**WHAT TO PRODUCE**
Tally every line of the listing below that holds "years", then give the tally alone.

**DATA**
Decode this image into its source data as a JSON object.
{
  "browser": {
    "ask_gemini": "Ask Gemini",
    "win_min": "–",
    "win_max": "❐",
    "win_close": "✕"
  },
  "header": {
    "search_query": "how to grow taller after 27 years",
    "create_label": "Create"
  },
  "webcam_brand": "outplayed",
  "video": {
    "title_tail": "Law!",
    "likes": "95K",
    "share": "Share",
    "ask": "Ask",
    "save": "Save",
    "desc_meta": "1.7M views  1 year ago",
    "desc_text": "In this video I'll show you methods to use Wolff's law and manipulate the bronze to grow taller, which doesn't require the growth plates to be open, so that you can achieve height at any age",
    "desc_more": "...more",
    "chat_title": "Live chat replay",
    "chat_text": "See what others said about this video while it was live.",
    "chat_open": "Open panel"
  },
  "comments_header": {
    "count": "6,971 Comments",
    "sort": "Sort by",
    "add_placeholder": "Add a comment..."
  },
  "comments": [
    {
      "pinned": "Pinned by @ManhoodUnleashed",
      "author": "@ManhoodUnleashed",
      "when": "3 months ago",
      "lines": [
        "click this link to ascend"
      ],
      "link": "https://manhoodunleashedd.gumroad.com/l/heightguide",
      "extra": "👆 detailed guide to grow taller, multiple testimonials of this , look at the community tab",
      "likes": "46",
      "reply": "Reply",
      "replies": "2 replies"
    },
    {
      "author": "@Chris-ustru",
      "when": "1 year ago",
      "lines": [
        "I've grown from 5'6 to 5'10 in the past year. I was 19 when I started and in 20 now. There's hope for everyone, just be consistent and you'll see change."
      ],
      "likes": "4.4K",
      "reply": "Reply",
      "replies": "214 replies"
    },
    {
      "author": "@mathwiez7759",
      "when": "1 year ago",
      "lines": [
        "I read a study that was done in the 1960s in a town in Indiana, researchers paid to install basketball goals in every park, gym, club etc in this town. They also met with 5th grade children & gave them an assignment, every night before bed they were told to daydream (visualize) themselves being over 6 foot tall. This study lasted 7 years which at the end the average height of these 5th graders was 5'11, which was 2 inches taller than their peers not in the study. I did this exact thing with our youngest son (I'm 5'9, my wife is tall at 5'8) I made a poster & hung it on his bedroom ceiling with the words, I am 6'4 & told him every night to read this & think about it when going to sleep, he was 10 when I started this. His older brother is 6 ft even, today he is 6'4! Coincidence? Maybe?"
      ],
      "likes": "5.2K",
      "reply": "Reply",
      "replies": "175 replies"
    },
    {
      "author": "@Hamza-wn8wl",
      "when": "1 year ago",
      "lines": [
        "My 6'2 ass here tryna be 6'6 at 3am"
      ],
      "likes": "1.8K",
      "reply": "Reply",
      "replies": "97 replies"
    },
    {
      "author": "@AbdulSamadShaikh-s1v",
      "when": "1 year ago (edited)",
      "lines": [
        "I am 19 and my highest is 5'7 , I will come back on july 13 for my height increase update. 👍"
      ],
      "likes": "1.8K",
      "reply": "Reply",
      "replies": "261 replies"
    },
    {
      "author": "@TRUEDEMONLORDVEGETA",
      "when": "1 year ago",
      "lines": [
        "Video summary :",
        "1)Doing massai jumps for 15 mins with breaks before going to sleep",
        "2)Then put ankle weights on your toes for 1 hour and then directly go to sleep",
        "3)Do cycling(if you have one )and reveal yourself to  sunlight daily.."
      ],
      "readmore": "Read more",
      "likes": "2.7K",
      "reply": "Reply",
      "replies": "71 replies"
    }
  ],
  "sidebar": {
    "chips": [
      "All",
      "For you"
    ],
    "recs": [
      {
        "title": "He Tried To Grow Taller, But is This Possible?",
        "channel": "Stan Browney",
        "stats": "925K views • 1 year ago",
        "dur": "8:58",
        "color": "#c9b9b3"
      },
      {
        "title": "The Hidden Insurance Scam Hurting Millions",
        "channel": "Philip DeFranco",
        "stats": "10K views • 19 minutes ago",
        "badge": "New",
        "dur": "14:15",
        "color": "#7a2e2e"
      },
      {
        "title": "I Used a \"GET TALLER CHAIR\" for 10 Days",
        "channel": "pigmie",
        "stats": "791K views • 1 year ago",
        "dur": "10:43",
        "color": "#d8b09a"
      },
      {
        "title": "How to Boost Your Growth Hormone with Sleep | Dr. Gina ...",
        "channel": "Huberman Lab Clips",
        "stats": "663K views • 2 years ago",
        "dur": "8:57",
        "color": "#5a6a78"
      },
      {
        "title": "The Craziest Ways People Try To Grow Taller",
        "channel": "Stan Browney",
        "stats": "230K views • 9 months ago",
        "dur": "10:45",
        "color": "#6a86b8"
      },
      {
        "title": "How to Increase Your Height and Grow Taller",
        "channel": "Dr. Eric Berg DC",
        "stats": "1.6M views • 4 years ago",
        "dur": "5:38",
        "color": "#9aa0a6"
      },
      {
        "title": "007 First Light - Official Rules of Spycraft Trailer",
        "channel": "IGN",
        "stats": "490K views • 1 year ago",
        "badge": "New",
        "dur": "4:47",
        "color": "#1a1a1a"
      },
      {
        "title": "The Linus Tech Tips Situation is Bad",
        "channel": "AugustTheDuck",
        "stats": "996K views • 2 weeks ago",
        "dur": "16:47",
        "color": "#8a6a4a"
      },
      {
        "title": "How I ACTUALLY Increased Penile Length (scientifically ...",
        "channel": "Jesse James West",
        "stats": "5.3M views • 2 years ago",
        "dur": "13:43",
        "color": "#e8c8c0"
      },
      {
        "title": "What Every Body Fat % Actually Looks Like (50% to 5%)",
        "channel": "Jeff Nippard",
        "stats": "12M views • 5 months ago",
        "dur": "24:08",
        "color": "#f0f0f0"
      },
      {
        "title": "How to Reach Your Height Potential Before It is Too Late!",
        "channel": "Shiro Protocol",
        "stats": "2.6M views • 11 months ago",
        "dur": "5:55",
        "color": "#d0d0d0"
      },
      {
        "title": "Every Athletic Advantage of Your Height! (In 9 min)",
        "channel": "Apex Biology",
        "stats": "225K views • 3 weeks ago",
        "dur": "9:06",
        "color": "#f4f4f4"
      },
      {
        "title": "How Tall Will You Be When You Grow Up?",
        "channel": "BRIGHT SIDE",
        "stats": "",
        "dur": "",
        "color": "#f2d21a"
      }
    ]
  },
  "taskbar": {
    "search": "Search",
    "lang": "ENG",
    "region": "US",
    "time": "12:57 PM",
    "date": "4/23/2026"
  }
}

**ANSWER AREA**
5